God can handle any question we dare to ask Him. He may not answer in an audible, booming voice. Most likely He won’t. But He isn’t angry with us when we do ask. It’s not as if He’s going to storm out of the room when we throw a tantrum. He understands. Even as we’re pouring out our emotions, He wants to draw us closer to Himself.
We have His permission to speak freely.
Sometimes I think we’re afraid of expressing our questions not because we’re worried about God’s response but because we’re worried about our own. We’re afraid to say what we’re feeling, deep down in the dark corners of our souls. We’re terrified that if we admit how we’re truly feeling, then our faith will crack. But the opposite is true. It’s when we suppress the pain of what we’re experiencing, stuffing it down, and denying it, that our faith becomes so hard and brittle that it breaks.

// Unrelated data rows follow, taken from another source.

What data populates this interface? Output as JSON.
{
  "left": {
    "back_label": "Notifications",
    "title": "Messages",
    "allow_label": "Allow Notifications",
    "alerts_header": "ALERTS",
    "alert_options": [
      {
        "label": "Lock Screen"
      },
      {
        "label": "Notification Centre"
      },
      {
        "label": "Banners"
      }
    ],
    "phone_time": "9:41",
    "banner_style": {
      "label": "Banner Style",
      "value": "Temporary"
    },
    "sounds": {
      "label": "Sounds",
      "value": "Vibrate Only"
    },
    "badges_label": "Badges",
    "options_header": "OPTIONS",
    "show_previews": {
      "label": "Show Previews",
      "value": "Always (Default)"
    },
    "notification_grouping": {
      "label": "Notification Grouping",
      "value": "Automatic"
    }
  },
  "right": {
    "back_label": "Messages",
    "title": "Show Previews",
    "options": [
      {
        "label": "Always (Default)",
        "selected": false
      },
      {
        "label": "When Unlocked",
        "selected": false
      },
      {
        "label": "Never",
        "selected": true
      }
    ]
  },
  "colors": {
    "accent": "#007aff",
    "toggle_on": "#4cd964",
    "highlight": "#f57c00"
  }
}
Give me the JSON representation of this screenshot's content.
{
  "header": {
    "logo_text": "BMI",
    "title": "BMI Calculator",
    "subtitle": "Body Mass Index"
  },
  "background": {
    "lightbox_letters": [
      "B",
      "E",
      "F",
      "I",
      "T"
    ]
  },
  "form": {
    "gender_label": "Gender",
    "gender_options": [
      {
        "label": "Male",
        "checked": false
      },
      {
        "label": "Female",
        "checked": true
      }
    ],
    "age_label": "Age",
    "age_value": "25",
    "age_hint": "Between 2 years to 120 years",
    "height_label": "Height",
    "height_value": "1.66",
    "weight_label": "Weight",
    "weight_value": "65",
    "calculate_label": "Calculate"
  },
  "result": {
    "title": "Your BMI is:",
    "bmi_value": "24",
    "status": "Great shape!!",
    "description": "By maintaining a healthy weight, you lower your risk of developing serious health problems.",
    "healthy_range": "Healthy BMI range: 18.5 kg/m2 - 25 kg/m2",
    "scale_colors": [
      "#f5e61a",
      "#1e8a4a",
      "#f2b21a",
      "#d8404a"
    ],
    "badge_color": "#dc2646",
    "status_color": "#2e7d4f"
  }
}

Maybe this explains why, when some of us slip into the valley, we try to force our way back up to the mountaintop. We want that closeness we used to have with God. But denying that things are the way they are, refusing to believe the truth, is like trying to run up a sand dune.
A woman who’s been downsized might say, “It’s okay that I lost my job. I know that God can provide a better job. So I’ll just sit here and wait for it come to me.”
Or a man might refuse to believe his doctor’s diagnosis. “Nope. Not me. I’m just going to pray and trust that God will heal me. I don’t need to seek any kind of treatment.”
Don’t misunderstand: I’m not discounting that God can (and does) provide jobs out of the blue and heal people miraculously. But when we retreat and refuse to feel the pain of our disappointment, then we’re not really trusting Him. We’re using Him. And maybe missing greater opportunities for growth. Peaks are nice, but you don’t see many farms on mountaintops. Why? Because things grow better in valleys. Your time in the valley (with your many questions, doubts, and feelings) may not be pleasant, but it’s in the valleys of life that you grow closer to God and stronger in your faith.
More next time… Part Two